dudgeon \DUH-juhn\ , noun;
1. A state or fit of intense indignation; resentment; ill humor -- often used in the phrase "in high dudgeon."
I was "in high dudgeon" earlier; I was in a conservative political site and had commented on Glenn Beck - that I didn't like him, mainly- and I was told to not "shoot the messenger". I replied, saying I didn't want to kill him, but I WOULD like someone to shoot him in his butt, the sorry SOB.
I then got a reply from the same guy, accusing me of uncivility and how it was a shame when people today could't be polite, citing several instances such as "RINO", "Libtard", calling Michelle Obama a "wookie" and how people made fun of Sarah Palin and her mentally challenged child. He gave several more examples of namecalling that "hurt America" and insinuated that I was what was wrong w/ America.
(I've never called anyone a libtard - my friends and regular readers of this blog know how I feel about people using "retarded" as a pejorative. I do think *some* liberals are dumb as a box of rocks, but I also think some conservatives are that way as well. I wouldn't dream of making fun of Sarah Palin's child and think it admirable that she bore the child and didn't abort him, even though that would have been the easy way out. I've never called Michelle Obama a "wookie", either. First, I'm not a huge Star Wars fan and secondly, she doesn't seem to be all that hairy. I will admit to not finding her as attractive as some do, but I think the ugly thing about her has been some of her public statements about not being proud of America until her hubby was elected and sitting with him and listening to their preacher Wright's anti-American rants and not getting up and walking out.)

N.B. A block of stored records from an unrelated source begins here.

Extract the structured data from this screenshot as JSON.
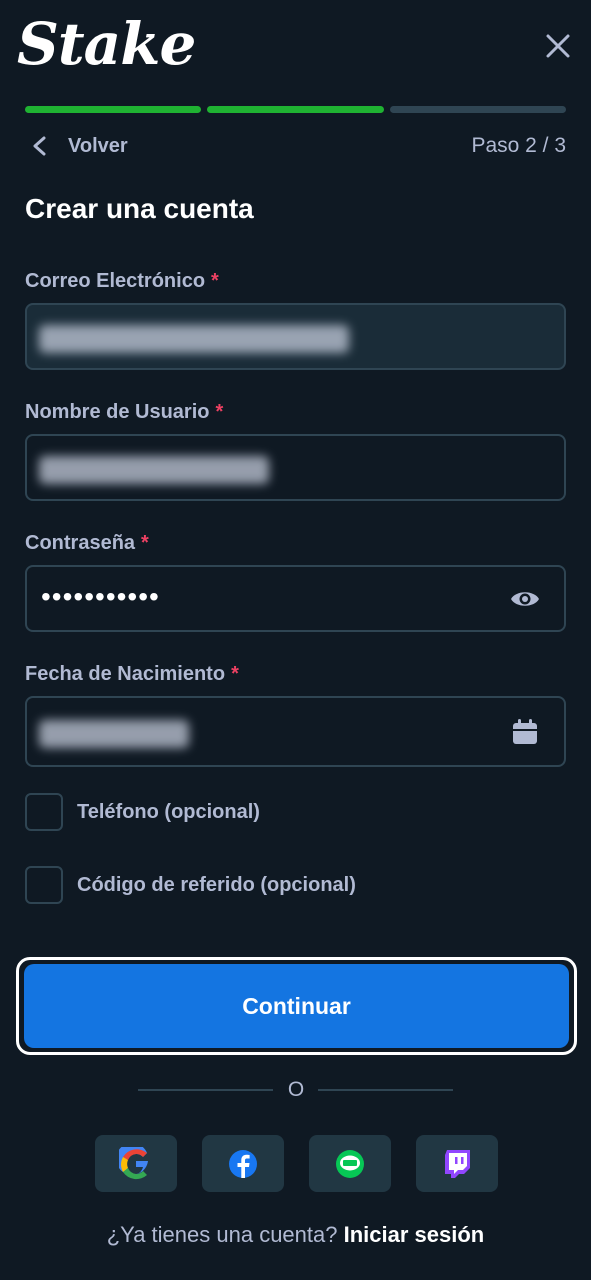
{
  "header": {
    "logo_text": "Stake"
  },
  "progress": {
    "current_step": 2,
    "total_steps": 3
  },
  "nav": {
    "back_label": "Volver",
    "step_label": "Paso 2 / 3"
  },
  "form": {
    "title": "Crear una cuenta",
    "required_marker": "*",
    "email": {
      "label": "Correo Electrónico",
      "value_redacted": true
    },
    "username": {
      "label": "Nombre de Usuario",
      "value_redacted": true
    },
    "password": {
      "label": "Contraseña",
      "masked_value": "•••••••••••"
    },
    "birthdate": {
      "label": "Fecha de Nacimiento",
      "value_redacted": true
    },
    "phone_option": {
      "label": "Teléfono (opcional)",
      "checked": false
    },
    "referral_option": {
      "label": "Código de referido (opcional)",
      "checked": false
    },
    "submit_label": "Continuar"
  },
  "separator": {
    "label": "O"
  },
  "social": [
    "google-icon",
    "facebook-icon",
    "line-icon",
    "twitch-icon"
  ],
  "footer": {
    "prompt": "¿Ya tienes una cuenta?",
    "login_label": "Iniciar sesión"
  },
  "colors": {
    "background": "#0f1923",
    "field_filled": "#1a2c38",
    "border": "#2f4553",
    "progress_active": "#1fb232",
    "primary_button": "#1475e1",
    "required": "#ed4163"
  }
}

It didn't take long to look through his Intense Debate profile and find just a day ago where he said "I could kill him for that." and calling another poster a POS and telling Newt Gingrich to "STFU". He also had several instances of calling Ron Paul a "loon" and not coming to his defense when others called him worse names. I found a dozen examples of his own rudeness about politicians and to other posters; I gave up after I had enough and had scrolled through a dozen pages of his posts.
I tried to be polite, telling him what I said was hyperbole, and saying if he wanted civility, then he should practice it himself. I then I pulled out my old standby retort when someone is being hypocritical, telling him that getting advice on civility from him was akin to getting drug counseling from a crackhead.
I don't like Glenn Beck; he's a weepy, overly-dramatic fear monger. If you love him, that's fine...it's a free country, after all, but I'm not changing my mind about him. I was flipping through the channels last night and he had an excellent show going on about black people who helped found our country and had influence in its shaping. Then he started to cry over something, and I turned over to something a little less dramatic.
I've become misty-eyed over some things - old veterans carrying the US flag, thinking of all the things my parents did for me and I didn't let them know how much I appreciated it, even the endings to the last Harry Potter book and the movie "Rudy". I consider myself to be overly-emotional and that's hardly ever a good thing, but if we had in Texas the on-air tears that Beck has wept, we'd be drought-free for the next hundred years.